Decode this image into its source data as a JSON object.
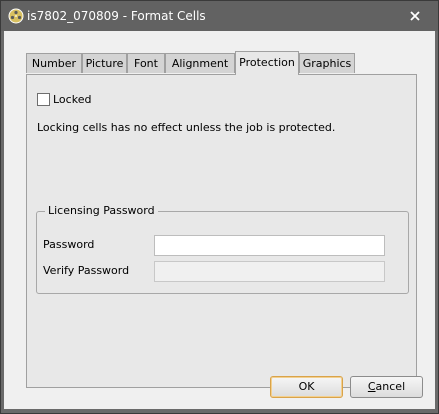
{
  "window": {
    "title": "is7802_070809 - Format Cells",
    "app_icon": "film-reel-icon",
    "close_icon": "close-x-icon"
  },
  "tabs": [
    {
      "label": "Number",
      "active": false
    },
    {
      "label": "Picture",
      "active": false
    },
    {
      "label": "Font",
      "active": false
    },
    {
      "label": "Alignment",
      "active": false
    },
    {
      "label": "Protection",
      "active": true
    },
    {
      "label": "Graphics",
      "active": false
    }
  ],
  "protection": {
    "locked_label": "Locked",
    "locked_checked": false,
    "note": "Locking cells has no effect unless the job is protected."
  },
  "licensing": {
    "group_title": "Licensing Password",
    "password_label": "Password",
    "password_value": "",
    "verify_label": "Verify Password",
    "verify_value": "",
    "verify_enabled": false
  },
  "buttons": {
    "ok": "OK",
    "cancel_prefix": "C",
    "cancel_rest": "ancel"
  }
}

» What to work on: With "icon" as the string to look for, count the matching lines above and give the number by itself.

» Response area: 2